April 1, 2021 | View PDF
Question: My mom received both dosages of the SARS-CoV-2 vaccination and I recently traveled home to visit her. While there I noticed she was having trouble doing tasks she used to do with ease. Living so far away, how can I support her growing needs, yet be respectful of still wanting her independence?
Answer: Seeing a parent getting older can be a new and emotional experience and understanding that our population is generally living longer puts into sharp focus the emerging needs of older adults. By 2030 seventy million Americans will be over the age of 65, according ot the U.S. Census Bureau.
The first step is for your mother and family members to have a group discussion about preferences for her care. It’s better to understand and contemplate your mom’s choices before a crisis occurs. Fears of losing independence or control will generally stir up resistance. Holding an exchange now of options surrounding health, finances, driving capabilities or end-of-life care are uncomfortable, but best talked about in a fair manner by both parent and adult children.
Issues considered without urgency before a crisis erupts set the foundation for a plan when action steps are required. Does your mother want to stay in her home as she ages? Now that you see she needs help, how does your mom feel about that? Would she still want to stay put or make a move to a facility that could provide more assistance? Has she planned ahead for these expenditures?
Research the options in her community such as neighbors checking in on her, in-home care, adult day programs or resources through the National Association of Area Agencies on Aging. If her living space is still safe to remain in, there are home modifications and funding opportunities available to make her place of residence better suited to meet the changing needs in preventing falls, sustaining independence and support caregiving.

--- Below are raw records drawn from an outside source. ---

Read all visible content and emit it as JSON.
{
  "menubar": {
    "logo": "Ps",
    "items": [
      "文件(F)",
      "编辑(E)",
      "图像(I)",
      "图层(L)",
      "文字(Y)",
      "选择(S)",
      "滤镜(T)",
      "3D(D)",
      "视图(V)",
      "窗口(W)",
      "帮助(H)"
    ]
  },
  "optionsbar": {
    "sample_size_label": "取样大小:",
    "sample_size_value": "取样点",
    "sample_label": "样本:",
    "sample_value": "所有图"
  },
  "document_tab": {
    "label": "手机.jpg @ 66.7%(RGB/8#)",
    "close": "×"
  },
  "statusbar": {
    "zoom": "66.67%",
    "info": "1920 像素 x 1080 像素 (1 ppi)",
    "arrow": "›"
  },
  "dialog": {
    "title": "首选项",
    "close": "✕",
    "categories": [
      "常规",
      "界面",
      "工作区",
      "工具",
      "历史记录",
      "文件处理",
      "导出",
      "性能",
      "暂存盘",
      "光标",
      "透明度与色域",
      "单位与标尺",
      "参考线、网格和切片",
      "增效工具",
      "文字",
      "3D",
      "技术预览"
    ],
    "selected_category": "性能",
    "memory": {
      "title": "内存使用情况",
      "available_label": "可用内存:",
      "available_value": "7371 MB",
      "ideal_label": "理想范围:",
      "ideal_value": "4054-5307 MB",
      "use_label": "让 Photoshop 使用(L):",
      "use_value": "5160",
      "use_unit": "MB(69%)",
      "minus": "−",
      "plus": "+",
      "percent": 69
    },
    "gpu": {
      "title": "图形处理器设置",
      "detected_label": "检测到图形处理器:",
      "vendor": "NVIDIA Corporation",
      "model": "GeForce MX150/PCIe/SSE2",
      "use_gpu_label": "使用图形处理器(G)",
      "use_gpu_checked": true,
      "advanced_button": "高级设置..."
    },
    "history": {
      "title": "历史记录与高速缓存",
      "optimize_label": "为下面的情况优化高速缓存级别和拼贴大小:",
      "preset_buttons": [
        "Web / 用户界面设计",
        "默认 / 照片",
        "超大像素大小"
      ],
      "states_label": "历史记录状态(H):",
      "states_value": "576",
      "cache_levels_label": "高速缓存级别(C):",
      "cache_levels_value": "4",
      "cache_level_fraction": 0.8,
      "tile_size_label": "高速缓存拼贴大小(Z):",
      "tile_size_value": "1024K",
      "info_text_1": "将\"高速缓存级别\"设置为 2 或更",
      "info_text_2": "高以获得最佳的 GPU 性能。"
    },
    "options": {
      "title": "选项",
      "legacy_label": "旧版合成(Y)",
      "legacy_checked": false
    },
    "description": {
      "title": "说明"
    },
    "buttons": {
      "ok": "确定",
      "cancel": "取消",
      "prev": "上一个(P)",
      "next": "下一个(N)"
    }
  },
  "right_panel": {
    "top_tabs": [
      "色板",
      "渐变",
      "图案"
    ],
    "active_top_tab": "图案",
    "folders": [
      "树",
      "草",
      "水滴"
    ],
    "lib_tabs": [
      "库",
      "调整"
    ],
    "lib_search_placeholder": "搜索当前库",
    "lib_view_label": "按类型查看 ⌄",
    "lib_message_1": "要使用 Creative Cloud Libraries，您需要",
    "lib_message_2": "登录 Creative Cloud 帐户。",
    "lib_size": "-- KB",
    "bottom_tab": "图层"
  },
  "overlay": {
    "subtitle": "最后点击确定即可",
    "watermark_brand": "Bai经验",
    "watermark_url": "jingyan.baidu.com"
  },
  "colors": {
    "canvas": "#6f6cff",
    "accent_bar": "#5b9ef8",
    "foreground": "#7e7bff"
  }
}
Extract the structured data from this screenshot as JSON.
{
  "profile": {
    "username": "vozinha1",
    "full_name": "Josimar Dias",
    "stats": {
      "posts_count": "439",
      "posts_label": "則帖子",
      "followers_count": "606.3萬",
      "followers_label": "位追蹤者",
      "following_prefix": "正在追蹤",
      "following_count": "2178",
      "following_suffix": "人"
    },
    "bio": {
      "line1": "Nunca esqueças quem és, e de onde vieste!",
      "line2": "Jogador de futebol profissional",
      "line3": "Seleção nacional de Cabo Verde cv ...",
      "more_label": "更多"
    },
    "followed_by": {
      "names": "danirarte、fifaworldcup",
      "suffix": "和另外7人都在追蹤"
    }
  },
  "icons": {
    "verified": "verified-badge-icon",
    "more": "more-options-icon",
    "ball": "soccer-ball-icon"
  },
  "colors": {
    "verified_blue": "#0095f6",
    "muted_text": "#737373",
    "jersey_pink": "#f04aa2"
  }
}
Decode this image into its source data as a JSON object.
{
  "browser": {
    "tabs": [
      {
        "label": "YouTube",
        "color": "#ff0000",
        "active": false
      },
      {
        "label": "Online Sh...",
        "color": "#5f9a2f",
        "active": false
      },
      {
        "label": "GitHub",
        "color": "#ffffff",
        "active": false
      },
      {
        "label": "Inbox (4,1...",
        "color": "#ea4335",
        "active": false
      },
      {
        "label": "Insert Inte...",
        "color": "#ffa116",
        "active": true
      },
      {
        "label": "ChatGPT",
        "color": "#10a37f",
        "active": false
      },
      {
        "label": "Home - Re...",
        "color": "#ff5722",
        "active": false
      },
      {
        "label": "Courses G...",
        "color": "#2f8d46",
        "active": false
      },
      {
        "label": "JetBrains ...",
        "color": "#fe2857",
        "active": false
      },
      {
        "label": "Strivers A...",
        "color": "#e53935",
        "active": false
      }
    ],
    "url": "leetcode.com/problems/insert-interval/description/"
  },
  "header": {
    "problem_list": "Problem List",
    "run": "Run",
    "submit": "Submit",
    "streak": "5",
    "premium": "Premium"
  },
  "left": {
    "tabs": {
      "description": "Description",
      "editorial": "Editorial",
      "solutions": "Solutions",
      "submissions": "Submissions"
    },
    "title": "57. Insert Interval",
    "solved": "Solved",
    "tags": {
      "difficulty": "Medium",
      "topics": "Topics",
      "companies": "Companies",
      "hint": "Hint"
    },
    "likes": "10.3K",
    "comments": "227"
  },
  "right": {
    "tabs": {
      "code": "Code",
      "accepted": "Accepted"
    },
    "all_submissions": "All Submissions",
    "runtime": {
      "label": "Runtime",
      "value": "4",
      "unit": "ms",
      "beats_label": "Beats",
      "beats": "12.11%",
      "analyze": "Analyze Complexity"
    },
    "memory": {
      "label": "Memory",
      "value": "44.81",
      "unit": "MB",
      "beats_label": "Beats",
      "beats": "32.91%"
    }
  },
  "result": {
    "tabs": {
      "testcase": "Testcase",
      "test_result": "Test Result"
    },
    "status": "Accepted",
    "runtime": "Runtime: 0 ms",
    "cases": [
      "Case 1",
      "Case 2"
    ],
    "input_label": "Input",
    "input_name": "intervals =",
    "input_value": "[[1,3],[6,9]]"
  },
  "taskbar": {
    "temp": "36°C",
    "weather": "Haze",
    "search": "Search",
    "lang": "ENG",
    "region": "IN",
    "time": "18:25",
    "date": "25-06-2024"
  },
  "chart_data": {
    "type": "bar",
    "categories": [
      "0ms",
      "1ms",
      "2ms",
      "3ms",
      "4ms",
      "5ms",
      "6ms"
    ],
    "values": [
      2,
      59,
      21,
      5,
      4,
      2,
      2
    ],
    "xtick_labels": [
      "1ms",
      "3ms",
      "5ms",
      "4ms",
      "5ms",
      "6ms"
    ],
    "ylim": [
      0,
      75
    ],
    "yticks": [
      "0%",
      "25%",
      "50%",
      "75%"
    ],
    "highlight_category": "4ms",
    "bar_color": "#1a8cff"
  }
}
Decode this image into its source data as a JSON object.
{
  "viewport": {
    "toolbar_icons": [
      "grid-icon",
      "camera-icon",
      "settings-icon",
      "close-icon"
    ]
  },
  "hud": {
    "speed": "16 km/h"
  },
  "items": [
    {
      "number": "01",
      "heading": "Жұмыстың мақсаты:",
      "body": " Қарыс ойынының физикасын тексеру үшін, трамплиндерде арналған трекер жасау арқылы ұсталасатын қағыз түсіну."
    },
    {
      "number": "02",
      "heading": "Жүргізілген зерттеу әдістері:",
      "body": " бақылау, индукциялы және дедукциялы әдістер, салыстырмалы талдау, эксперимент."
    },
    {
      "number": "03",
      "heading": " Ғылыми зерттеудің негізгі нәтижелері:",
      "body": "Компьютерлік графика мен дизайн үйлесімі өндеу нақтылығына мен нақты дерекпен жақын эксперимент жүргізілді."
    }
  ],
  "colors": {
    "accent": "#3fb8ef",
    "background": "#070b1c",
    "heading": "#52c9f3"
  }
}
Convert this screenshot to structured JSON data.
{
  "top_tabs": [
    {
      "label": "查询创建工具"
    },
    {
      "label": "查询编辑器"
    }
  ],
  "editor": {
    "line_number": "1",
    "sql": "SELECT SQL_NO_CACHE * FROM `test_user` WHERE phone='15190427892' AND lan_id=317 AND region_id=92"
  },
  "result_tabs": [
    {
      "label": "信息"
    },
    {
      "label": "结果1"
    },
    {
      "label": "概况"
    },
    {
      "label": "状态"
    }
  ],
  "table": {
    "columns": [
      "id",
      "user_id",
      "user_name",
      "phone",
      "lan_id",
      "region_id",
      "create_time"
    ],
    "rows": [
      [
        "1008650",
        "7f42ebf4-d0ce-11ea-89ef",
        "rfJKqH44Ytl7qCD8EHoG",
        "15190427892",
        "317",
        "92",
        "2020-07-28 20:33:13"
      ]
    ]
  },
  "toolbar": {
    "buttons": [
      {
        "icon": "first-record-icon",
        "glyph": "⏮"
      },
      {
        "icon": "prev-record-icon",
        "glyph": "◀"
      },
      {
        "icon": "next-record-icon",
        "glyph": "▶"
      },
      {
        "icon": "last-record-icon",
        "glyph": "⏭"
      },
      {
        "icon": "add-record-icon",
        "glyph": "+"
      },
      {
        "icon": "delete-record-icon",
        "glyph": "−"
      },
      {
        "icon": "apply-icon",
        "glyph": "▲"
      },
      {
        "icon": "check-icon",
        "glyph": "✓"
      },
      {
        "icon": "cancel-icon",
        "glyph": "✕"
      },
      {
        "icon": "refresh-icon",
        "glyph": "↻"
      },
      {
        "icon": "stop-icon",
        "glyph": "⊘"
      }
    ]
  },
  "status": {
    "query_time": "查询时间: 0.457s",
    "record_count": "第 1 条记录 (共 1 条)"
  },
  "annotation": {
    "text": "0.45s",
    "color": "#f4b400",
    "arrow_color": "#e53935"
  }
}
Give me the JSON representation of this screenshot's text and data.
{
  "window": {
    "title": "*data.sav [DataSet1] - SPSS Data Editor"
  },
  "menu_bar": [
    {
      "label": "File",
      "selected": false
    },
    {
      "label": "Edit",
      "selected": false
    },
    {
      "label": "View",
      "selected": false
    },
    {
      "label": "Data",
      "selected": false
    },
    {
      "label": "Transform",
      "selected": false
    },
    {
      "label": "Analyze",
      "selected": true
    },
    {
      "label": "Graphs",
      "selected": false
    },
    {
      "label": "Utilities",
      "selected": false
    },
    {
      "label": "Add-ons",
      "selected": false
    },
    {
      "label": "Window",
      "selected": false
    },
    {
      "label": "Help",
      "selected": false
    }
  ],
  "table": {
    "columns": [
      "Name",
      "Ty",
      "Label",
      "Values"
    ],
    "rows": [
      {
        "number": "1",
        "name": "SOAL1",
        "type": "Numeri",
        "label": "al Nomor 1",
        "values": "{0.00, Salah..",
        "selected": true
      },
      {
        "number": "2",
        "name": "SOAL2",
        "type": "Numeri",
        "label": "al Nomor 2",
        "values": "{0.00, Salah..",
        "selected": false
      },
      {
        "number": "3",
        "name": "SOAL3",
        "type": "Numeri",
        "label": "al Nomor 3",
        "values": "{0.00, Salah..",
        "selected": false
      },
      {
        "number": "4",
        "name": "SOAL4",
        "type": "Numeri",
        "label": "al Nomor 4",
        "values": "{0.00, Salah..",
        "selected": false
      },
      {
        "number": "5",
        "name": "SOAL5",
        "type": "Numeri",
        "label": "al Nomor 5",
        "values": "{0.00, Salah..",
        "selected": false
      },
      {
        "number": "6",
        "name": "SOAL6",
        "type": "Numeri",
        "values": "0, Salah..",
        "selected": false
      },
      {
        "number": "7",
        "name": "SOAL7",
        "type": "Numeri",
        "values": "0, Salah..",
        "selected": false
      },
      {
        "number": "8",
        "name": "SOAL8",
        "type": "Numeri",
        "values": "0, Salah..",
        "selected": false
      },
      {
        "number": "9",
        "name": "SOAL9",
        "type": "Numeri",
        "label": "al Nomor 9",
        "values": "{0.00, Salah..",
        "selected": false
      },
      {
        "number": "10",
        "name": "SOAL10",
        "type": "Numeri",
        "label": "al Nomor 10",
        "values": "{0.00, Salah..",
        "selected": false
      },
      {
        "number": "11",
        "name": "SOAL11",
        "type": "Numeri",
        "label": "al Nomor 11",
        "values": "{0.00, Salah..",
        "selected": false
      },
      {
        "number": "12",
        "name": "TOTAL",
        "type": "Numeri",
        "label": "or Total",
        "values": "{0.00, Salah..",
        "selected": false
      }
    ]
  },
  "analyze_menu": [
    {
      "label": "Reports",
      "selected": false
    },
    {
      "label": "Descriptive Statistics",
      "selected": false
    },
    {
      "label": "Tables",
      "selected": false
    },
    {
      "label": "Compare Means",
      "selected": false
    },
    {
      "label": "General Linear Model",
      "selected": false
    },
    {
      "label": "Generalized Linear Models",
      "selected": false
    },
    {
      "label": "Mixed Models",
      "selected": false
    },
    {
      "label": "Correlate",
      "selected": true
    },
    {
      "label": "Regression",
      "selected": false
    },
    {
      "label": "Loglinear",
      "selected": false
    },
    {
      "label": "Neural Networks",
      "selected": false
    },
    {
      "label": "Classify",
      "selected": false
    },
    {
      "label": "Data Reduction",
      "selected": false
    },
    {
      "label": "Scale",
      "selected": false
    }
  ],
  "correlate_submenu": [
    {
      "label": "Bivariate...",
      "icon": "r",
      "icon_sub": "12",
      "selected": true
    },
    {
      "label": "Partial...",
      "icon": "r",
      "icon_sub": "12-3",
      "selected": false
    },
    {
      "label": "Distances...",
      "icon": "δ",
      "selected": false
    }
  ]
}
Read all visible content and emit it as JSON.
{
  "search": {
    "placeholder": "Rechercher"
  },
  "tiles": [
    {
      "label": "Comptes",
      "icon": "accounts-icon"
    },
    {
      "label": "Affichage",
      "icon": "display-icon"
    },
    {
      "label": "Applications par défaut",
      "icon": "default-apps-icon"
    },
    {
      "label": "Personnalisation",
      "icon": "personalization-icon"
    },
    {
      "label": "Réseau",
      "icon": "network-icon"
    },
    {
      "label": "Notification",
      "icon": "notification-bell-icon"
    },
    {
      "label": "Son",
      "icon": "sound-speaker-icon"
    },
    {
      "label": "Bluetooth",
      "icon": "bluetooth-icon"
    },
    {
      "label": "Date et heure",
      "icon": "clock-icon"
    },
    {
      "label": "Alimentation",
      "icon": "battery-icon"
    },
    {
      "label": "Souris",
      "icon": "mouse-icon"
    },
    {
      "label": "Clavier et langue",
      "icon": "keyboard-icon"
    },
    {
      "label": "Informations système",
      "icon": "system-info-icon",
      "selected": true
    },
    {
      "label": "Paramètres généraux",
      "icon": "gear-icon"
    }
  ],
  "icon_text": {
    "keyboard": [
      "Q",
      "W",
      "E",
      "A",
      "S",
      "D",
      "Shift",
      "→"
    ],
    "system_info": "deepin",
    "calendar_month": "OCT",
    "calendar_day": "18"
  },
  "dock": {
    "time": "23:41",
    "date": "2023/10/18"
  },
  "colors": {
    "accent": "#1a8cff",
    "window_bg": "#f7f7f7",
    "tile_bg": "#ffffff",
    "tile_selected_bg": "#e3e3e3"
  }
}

By providing collaborative care for your mother, you can work toward helping her live with dignity and choice for as long as possible. With all of us joining together, we can provide the health, wellness, physical and social support needed for older Americans to live a high quality of life as they age.
Karen Casanovas is a Professional Certified Coach who oversees a private practice specializing in aging and health. She’s a Fellow with the Institute of Coaching and former member of the Anchorage Senior Citizens Advisory Commission. Contact her at firstname.lastname@example.org.